There are two rikishi from the United States of America in sumo currently.
They are Musashikuni (Fiamalu Penitani) and Wakaichiro (Ichiro Young).
Both are in Musashigawa stable, where the stablemaster, not coincidentally, also hails from the United States.
Former yokozuna Musashimaru (now known as Musashigawa) won 12 titles before retiring as the most successful foreign-born wrestler of all time in 2003.
Ten years later he opened Musashigawa stable with just four wrestlers, including Musashikuni, who is also his nephew.
That has grown to 19 men, as the American Samoa native has translated ability in the ring into success as a coach and recruiter.
Musashigawa of course isn’t the first American stablemaster.
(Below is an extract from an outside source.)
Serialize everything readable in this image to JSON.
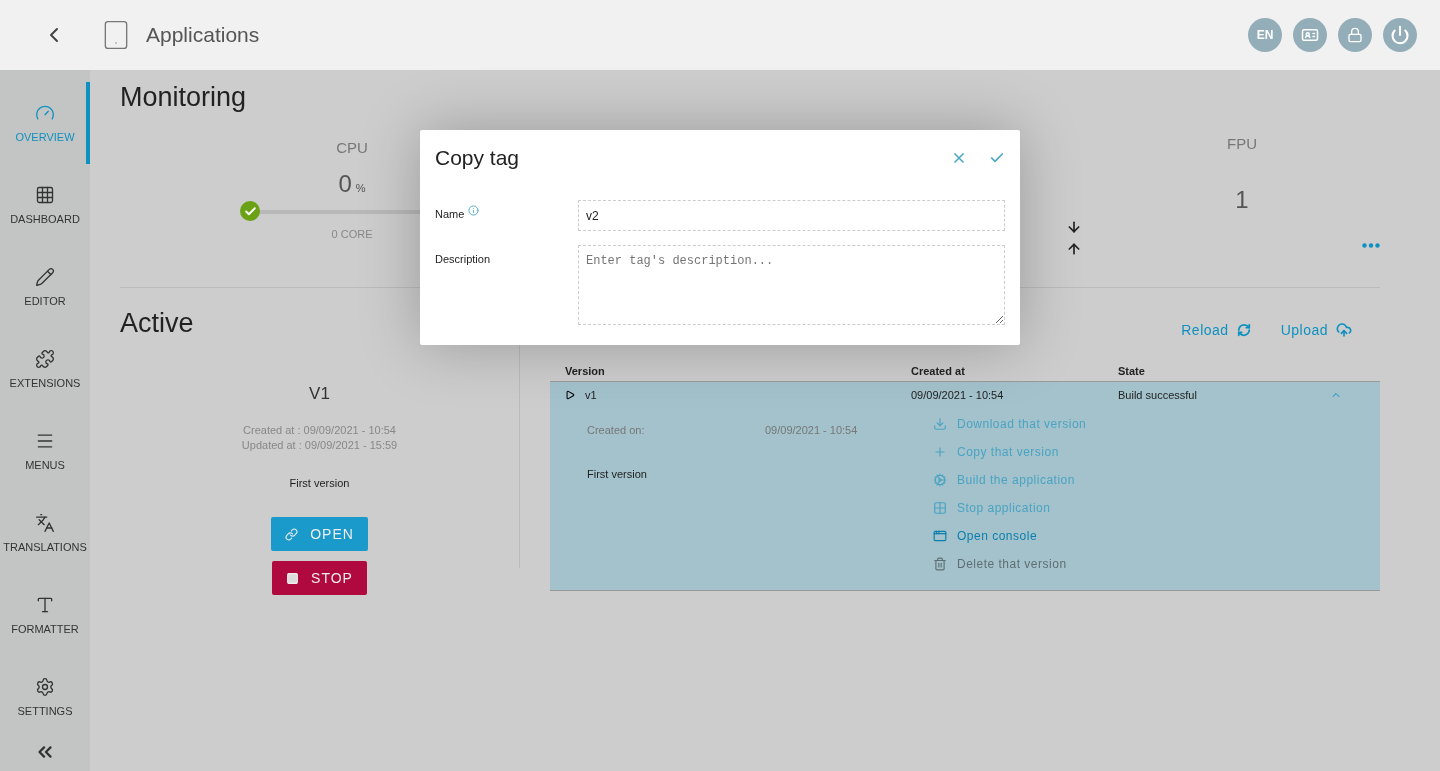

That honor goes to Jesse Kuhaulua, who led Azumazeki Beya for 23 years after retiring from a groundbreaking career in the ring in 1984.
As Takamiyama, Kuhaulua not only set records for longevity and appearances, but also became the first non-Japanese rikishi to reach the rank of sekiwake as well as the first foreign winner of the Emperor’s Cup.
He also paved the way for fellow Hawaiians Konishiki and Akebono, two men who would become, respectively, the first foreign ozeki and yokozuna.
While the vast majority of Americans in sumo have hailed from Pacific islands, there have been a few from the continental United States.
Henry Miller’s upbringing in St. Louis, Missouri, was reflected in the reading of his ring name 戦闘竜 (Sentoryu).
Miller reached the top division in July 2000 and is still the only person from the Lower 48 with that distinction.
Wakaichiro hails from Houston, but he isn’t the first Texan to have tried his hand at sumo. Phillip Smoak arrived in Japan in 1981 wearing cowboy boots and a Stetson but found the harsh lifestyle too much to bear and was gone within a few months.
In total, 31 Americans have joined professional sumo since California-born Hiraga became the first rikishi from outside Japan in 1934. Most never reached the top ranks, but those who did had a major impact and changed the sport forever.